I recently had a panic attack whereby I thought I had run out of RAM for my game. To fix the problem I needed to determine exactly how much RAM it occupies. Finding out the true size of your program isn't too easy. If you just go by the size of the MAIN file you're leaving out all the unitialized variables and arrays. Since these structures don't actually contain data at compile-time, GCC doesn't allocate space for them within MAIN. This actually is a good thing since it saves you download time; there's no need to transmit a bunch of zeroes anyway. But it makes determining your program's true size difficult.

While sulking about my realization that my game had hit a major snag, I started perusing the contents of the GCC folder. In the "bin/" area is a little utility called nm.exe. I have no idea what it stands for, but this little bugger saved me from hours of frustration.

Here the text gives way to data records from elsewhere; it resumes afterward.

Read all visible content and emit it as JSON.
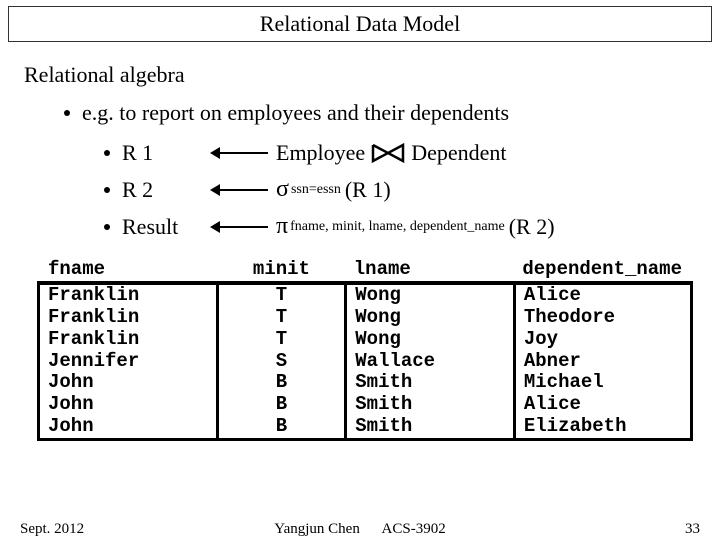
{
  "header": "Relational Data Model",
  "section": "Relational algebra",
  "main_bullet": "e.g. to report on employees and their dependents",
  "lines": {
    "r1": {
      "label": "R 1",
      "left": "Employee",
      "right": "Dependent"
    },
    "r2": {
      "label": "R 2",
      "sub": "ssn=essn",
      "arg": "(R 1)"
    },
    "result": {
      "label": "Result",
      "sub": "fname, minit, lname, dependent_name",
      "arg": "(R 2)"
    }
  },
  "table": {
    "headers": {
      "fname": "fname",
      "minit": "minit",
      "lname": "lname",
      "dep": "dependent_name"
    },
    "rows": [
      {
        "fname": "Franklin",
        "minit": "T",
        "lname": "Wong",
        "dep": "Alice"
      },
      {
        "fname": "Franklin",
        "minit": "T",
        "lname": "Wong",
        "dep": "Theodore"
      },
      {
        "fname": "Franklin",
        "minit": "T",
        "lname": "Wong",
        "dep": "Joy"
      },
      {
        "fname": "Jennifer",
        "minit": "S",
        "lname": "Wallace",
        "dep": "Abner"
      },
      {
        "fname": "John",
        "minit": "B",
        "lname": "Smith",
        "dep": "Michael"
      },
      {
        "fname": "John",
        "minit": "B",
        "lname": "Smith",
        "dep": "Alice"
      },
      {
        "fname": "John",
        "minit": "B",
        "lname": "Smith",
        "dep": "Elizabeth"
      }
    ]
  },
  "footer": {
    "left": "Sept. 2012",
    "center_author": "Yangjun Chen",
    "center_course": "ACS-3902",
    "right": "33"
  }
}
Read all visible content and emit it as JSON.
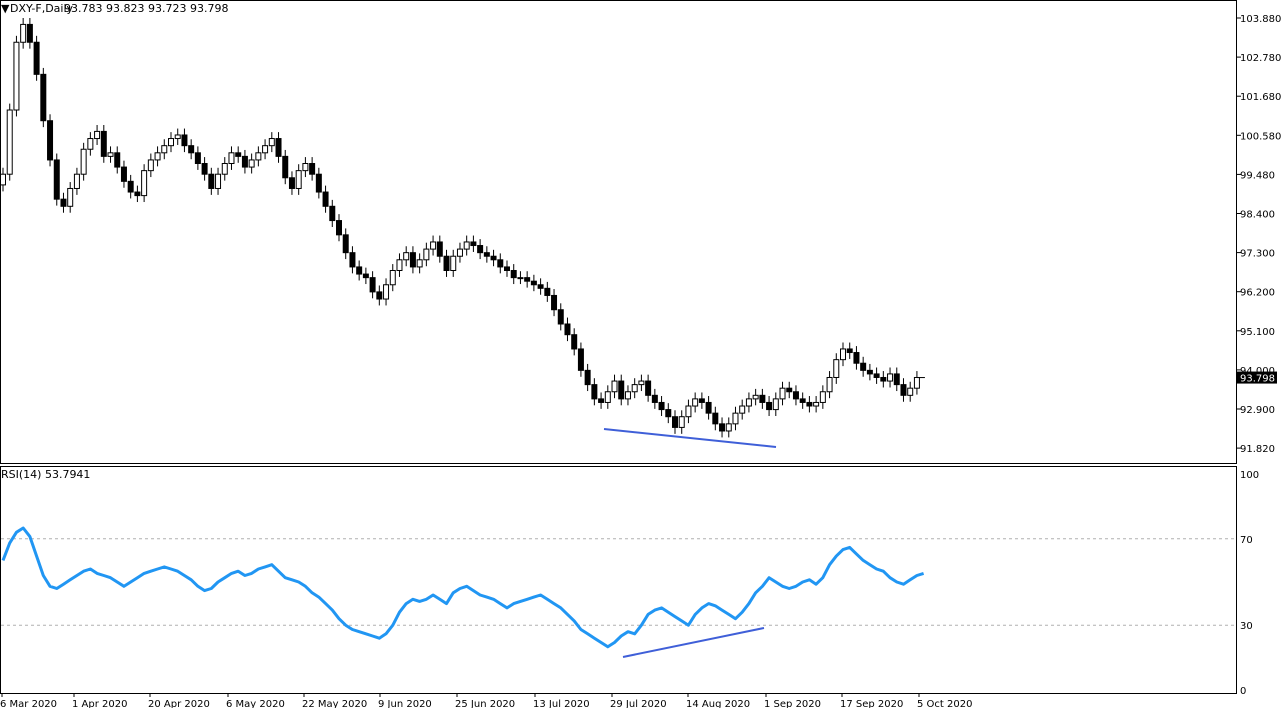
{
  "header": {
    "symbol_label": "DXY-F,Daily",
    "ohlc_label": "93.783 93.823 93.723 93.798"
  },
  "price_scale": {
    "ticks": [
      "103.880",
      "102.780",
      "101.680",
      "100.580",
      "99.480",
      "98.400",
      "97.300",
      "96.200",
      "95.100",
      "94.000",
      "92.900",
      "91.820"
    ],
    "current_price": "93.798"
  },
  "rsi_panel": {
    "label": "RSI(14) 53.7941",
    "ticks": [
      "100",
      "70",
      "30",
      "0"
    ],
    "levels": [
      70,
      30
    ]
  },
  "x_axis_labels": [
    "6 Mar 2020",
    "1 Apr 2020",
    "20 Apr 2020",
    "6 May 2020",
    "22 May 2020",
    "9 Jun 2020",
    "25 Jun 2020",
    "13 Jul 2020",
    "29 Jul 2020",
    "14 Aug 2020",
    "1 Sep 2020",
    "17 Sep 2020",
    "5 Oct 2020"
  ],
  "colors": {
    "rsi_line": "#2196f3",
    "divergence_line": "#3f5fd8",
    "candle": "#000000",
    "panel_border": "#000000"
  },
  "chart_data": [
    {
      "type": "candlestick",
      "title": "DXY-F,Daily",
      "y_range": [
        91.3,
        104.5
      ],
      "closes": [
        99.5,
        101.3,
        103.2,
        103.7,
        103.2,
        102.3,
        101.0,
        99.9,
        98.8,
        98.6,
        99.1,
        99.5,
        100.2,
        100.5,
        100.7,
        100.0,
        100.1,
        99.7,
        99.3,
        99.0,
        98.9,
        99.6,
        99.9,
        100.1,
        100.3,
        100.5,
        100.6,
        100.3,
        100.1,
        99.8,
        99.5,
        99.1,
        99.5,
        99.8,
        100.1,
        100.0,
        99.7,
        99.9,
        100.1,
        100.3,
        100.5,
        100.0,
        99.4,
        99.1,
        99.6,
        99.8,
        99.5,
        99.0,
        98.6,
        98.2,
        97.8,
        97.3,
        96.9,
        96.7,
        96.6,
        96.2,
        96.0,
        96.4,
        96.8,
        97.1,
        97.3,
        96.9,
        97.1,
        97.4,
        97.6,
        97.2,
        96.8,
        97.2,
        97.4,
        97.6,
        97.5,
        97.3,
        97.2,
        97.1,
        96.9,
        96.8,
        96.6,
        96.6,
        96.5,
        96.4,
        96.3,
        96.1,
        95.7,
        95.3,
        95.0,
        94.6,
        94.0,
        93.6,
        93.2,
        93.1,
        93.4,
        93.7,
        93.2,
        93.4,
        93.6,
        93.7,
        93.3,
        93.1,
        92.9,
        92.7,
        92.4,
        92.7,
        93.0,
        93.2,
        93.1,
        92.8,
        92.5,
        92.3,
        92.5,
        92.8,
        93.0,
        93.2,
        93.3,
        93.1,
        92.9,
        93.2,
        93.5,
        93.4,
        93.2,
        93.1,
        93.0,
        93.1,
        93.4,
        93.8,
        94.3,
        94.6,
        94.5,
        94.2,
        94.0,
        93.9,
        93.8,
        93.7,
        93.9,
        93.6,
        93.3,
        93.5,
        93.8
      ]
    },
    {
      "type": "line",
      "title": "RSI(14) 53.7941",
      "y_range": [
        0,
        100
      ],
      "series": [
        {
          "values": [
            60,
            68,
            73,
            75,
            71,
            62,
            53,
            48,
            47,
            49,
            51,
            53,
            55,
            56,
            54,
            53,
            52,
            50,
            48,
            50,
            52,
            54,
            55,
            56,
            57,
            56,
            55,
            53,
            51,
            48,
            46,
            47,
            50,
            52,
            54,
            55,
            53,
            54,
            56,
            57,
            58,
            55,
            52,
            51,
            50,
            48,
            45,
            43,
            40,
            37,
            33,
            30,
            28,
            27,
            26,
            25,
            24,
            26,
            30,
            36,
            40,
            42,
            41,
            42,
            44,
            42,
            40,
            45,
            47,
            48,
            46,
            44,
            43,
            42,
            40,
            38,
            40,
            41,
            42,
            43,
            44,
            42,
            40,
            38,
            35,
            32,
            28,
            26,
            24,
            22,
            20,
            22,
            25,
            27,
            26,
            30,
            35,
            37,
            38,
            36,
            34,
            32,
            30,
            35,
            38,
            40,
            39,
            37,
            35,
            33,
            36,
            40,
            45,
            48,
            52,
            50,
            48,
            47,
            48,
            50,
            51,
            49,
            52,
            58,
            62,
            65,
            66,
            63,
            60,
            58,
            56,
            55,
            52,
            50,
            49,
            51,
            53,
            54
          ]
        }
      ],
      "levels": [
        70,
        30
      ]
    }
  ]
}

You invoke it giving the name of your MAIN file:

  D:\DSI\EV> nm main

The output is a list that gives you the starting addresses of all functions, global variables, arrays, or anything else that takes up RAM (and is static of course - it doesn't give the address for variables allocated at runtime since it obviously doesn't know them). The output looks something like this:

  8002d4d8 A ApplyMatrix
  8002cde0 A ApplyMatrixLV
  8002d528 A ApplyMatrixSV
  80063f9c A CLIP2
  8003c388 A CdPlay
  8003bf60 A CdRead
  8003c2b4 A CdReadExec
  8003c14c A CdReadFile
  8003c068 A CdReadSync
  8003b198 A CdSearchFile
  800282e0 A ClearImage
  8002c898 A CompMatrix
  8002814c A DrawSync
  80042f28 A EnterCriticalSection

It continues on but you get the idea. This list is in alphabetical order. That's not entirely useful for our purposes so I'd recommend putting it through "sort" first:

  D:\DSI\EV> nm main | sort > nm.out

I also redirected output to a file so it's easier to read. So then you end up with a list ordered by address:

  800100c8 A GetPadBuf
  8001012c A TestCard
  80010700 A InitHeap
  80010754 A malloc
  80010924 A free
  8001095c A realloc
  800109f0 A calloc
  80010c90 A SsGetMute
  80010cb4 A SsGetMVol
  80010d34 A SsGetSerialAttr
  80010dcc A SsGetSerialVol
  80010ea0 A SsSetMute
  80010ee0 A SsSetMVol
  80010f30 A SsSetSerialAttr

This is somewhat interesting since it tells you the exact addresses and sizes of all the library functions. You could use this information to selectively overwrite the library routines you don't use with your own data (if you're really in dire need of space).

The more interesting part is farther down where it gets to your actual code. In my case, my code starts at 80012000:

  80120000 T byte_to_hex
  80120000 T eprol
  80120000 T _ftext
  801201a8 T print_mem_loc
  801202e0 T screen_grabber
  801204a8 t sg_init
  801205dc t sg_pad_inc
  801206f4 t sg_resize
  80120920 t sg_move
  80120b38 t sg_transmit
  80121030 T msg_handler
  80122854 T msg_init
  80122a04 t msg_char_adjust

You should be able to recognize the names of your own functions.

Now back to my running-out-of-RAM problem. When I scanned down the list of addresses I saw the following:

  80159c30 b menu_sprt
  80159c60 B pad_state
  80159ca0 B scrngrab_buffer
  80160ee0 A _gp
  801efca0 B menu_sprites
  801f01a0 B map
  801f01d0 B tv_text_border_array

Whoa! Judging by the difference between the address of scrngrab_buffer and menu_sprites, the buffer is sucking up 600k of space!

My routine to take screen shots allocates a lot of room and I had forgotten to take it out of my program. Once I killed it my RAM problem was solved!

Another thing I find useful is being able to spot structures that occupy lots of room. For instance:

  801626d0 B WorldOT
  80162700 B obj_array
  8016bf00 B prev_pad
  8016bf10 B hud_extra_outline

I have a structure named obj_array which has 512 entries. As you can see it occupies about 36k of space. If I could somehow reduce the structure so that each element takes up 8 bytes less, I could save 4k of that space (512 * 8 bytes).

Overall nm.exe is a good way of profiling your program to find out where your Yaroze memory is being used.


This web page and all other pages on this site are © 1998 Scott Cartier